Directions for this task :: Copy out each line below verbatim, skipping any picture.
= = =
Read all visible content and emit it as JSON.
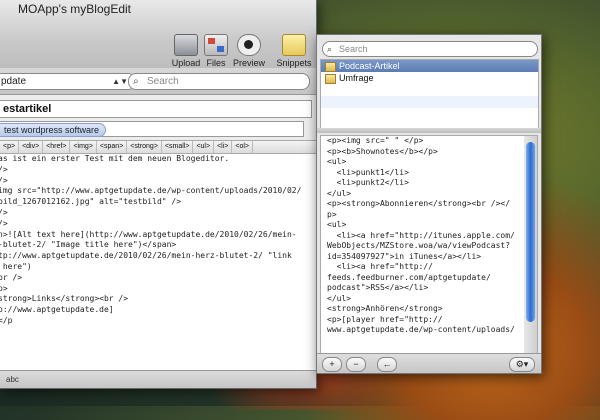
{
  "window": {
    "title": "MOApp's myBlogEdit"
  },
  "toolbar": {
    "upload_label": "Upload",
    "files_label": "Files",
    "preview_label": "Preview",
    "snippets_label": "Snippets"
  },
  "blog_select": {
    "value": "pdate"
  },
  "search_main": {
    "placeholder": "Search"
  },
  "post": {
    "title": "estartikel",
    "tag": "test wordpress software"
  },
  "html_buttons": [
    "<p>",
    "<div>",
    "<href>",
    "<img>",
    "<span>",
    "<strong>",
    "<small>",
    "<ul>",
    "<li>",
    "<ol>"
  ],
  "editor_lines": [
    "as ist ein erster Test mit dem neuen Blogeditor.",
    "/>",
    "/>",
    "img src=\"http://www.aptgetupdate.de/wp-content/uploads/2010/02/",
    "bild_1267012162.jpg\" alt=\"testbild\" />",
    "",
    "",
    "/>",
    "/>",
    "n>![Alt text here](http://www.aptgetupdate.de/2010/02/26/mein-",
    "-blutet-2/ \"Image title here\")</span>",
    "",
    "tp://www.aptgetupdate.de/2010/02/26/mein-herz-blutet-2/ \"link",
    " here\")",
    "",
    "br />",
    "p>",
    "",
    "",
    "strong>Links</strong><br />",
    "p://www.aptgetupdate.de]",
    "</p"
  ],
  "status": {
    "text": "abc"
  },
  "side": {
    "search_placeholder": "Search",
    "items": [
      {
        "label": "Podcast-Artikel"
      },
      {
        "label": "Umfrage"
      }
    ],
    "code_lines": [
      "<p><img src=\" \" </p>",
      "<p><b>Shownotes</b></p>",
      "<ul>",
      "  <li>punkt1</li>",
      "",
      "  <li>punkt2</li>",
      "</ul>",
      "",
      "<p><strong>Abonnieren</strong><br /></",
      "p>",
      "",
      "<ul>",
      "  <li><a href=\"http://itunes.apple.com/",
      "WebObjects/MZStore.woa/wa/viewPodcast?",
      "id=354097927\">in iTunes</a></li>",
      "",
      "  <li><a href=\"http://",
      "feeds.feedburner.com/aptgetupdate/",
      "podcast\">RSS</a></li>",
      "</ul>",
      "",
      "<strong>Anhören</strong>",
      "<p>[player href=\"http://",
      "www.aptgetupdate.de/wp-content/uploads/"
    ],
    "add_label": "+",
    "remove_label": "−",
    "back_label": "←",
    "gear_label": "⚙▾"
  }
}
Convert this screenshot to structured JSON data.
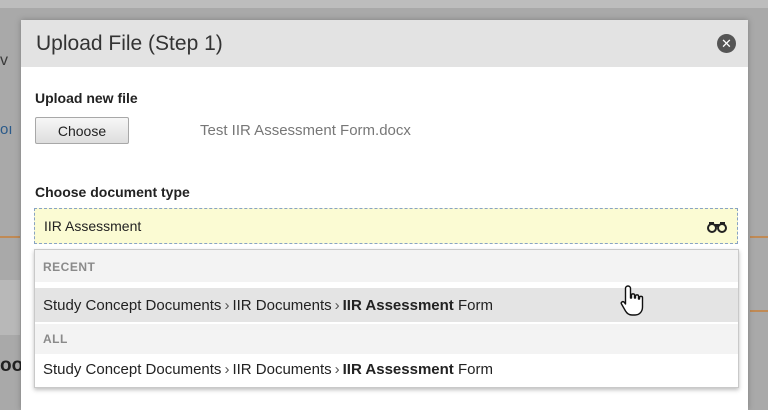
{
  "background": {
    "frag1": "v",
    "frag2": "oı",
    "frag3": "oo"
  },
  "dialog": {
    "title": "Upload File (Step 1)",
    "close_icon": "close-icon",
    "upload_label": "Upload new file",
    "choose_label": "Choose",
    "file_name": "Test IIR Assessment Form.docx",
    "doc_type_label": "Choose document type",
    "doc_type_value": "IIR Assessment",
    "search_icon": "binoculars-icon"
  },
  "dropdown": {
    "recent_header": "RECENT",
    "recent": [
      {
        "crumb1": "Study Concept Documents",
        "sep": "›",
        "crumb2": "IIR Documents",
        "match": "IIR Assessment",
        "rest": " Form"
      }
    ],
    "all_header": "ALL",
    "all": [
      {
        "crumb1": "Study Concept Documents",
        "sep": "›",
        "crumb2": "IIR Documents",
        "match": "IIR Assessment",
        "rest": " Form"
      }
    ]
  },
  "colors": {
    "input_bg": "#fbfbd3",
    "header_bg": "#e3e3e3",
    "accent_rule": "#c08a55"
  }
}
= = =
Answer for the task ::
Read all visible content and emit it as JSON.
{
  "window": {
    "title": "MOApp's myBlogEdit"
  },
  "toolbar": {
    "upload_label": "Upload",
    "files_label": "Files",
    "preview_label": "Preview",
    "snippets_label": "Snippets"
  },
  "blog_select": {
    "value": "pdate"
  },
  "search_main": {
    "placeholder": "Search"
  },
  "post": {
    "title": "estartikel",
    "tag": "test wordpress software"
  },
  "html_buttons": [
    "<p>",
    "<div>",
    "<href>",
    "<img>",
    "<span>",
    "<strong>",
    "<small>",
    "<ul>",
    "<li>",
    "<ol>"
  ],
  "editor_lines": [
    "as ist ein erster Test mit dem neuen Blogeditor.",
    "/>",
    "/>",
    "img src=\"http://www.aptgetupdate.de/wp-content/uploads/2010/02/",
    "bild_1267012162.jpg\" alt=\"testbild\" />",
    "",
    "",
    "/>",
    "/>",
    "n>![Alt text here](http://www.aptgetupdate.de/2010/02/26/mein-",
    "-blutet-2/ \"Image title here\")</span>",
    "",
    "tp://www.aptgetupdate.de/2010/02/26/mein-herz-blutet-2/ \"link",
    " here\")",
    "",
    "br />",
    "p>",
    "",
    "",
    "strong>Links</strong><br />",
    "p://www.aptgetupdate.de]",
    "</p"
  ],
  "status": {
    "text": "abc"
  },
  "side": {
    "search_placeholder": "Search",
    "items": [
      {
        "label": "Podcast-Artikel"
      },
      {
        "label": "Umfrage"
      }
    ],
    "code_lines": [
      "<p><img src=\" \" </p>",
      "<p><b>Shownotes</b></p>",
      "<ul>",
      "  <li>punkt1</li>",
      "",
      "  <li>punkt2</li>",
      "</ul>",
      "",
      "<p><strong>Abonnieren</strong><br /></",
      "p>",
      "",
      "<ul>",
      "  <li><a href=\"http://itunes.apple.com/",
      "WebObjects/MZStore.woa/wa/viewPodcast?",
      "id=354097927\">in iTunes</a></li>",
      "",
      "  <li><a href=\"http://",
      "feeds.feedburner.com/aptgetupdate/",
      "podcast\">RSS</a></li>",
      "</ul>",
      "",
      "<strong>Anhören</strong>",
      "<p>[player href=\"http://",
      "www.aptgetupdate.de/wp-content/uploads/"
    ],
    "add_label": "+",
    "remove_label": "−",
    "back_label": "←",
    "gear_label": "⚙▾"
  }
}
Convert this screenshot to structured JSON data.
{
  "background": {
    "frag1": "v",
    "frag2": "oı",
    "frag3": "oo"
  },
  "dialog": {
    "title": "Upload File (Step 1)",
    "close_icon": "close-icon",
    "upload_label": "Upload new file",
    "choose_label": "Choose",
    "file_name": "Test IIR Assessment Form.docx",
    "doc_type_label": "Choose document type",
    "doc_type_value": "IIR Assessment",
    "search_icon": "binoculars-icon"
  },
  "dropdown": {
    "recent_header": "RECENT",
    "recent": [
      {
        "crumb1": "Study Concept Documents",
        "sep": "›",
        "crumb2": "IIR Documents",
        "match": "IIR Assessment",
        "rest": " Form"
      }
    ],
    "all_header": "ALL",
    "all": [
      {
        "crumb1": "Study Concept Documents",
        "sep": "›",
        "crumb2": "IIR Documents",
        "match": "IIR Assessment",
        "rest": " Form"
      }
    ]
  },
  "colors": {
    "input_bg": "#fbfbd3",
    "header_bg": "#e3e3e3",
    "accent_rule": "#c08a55"
  }
}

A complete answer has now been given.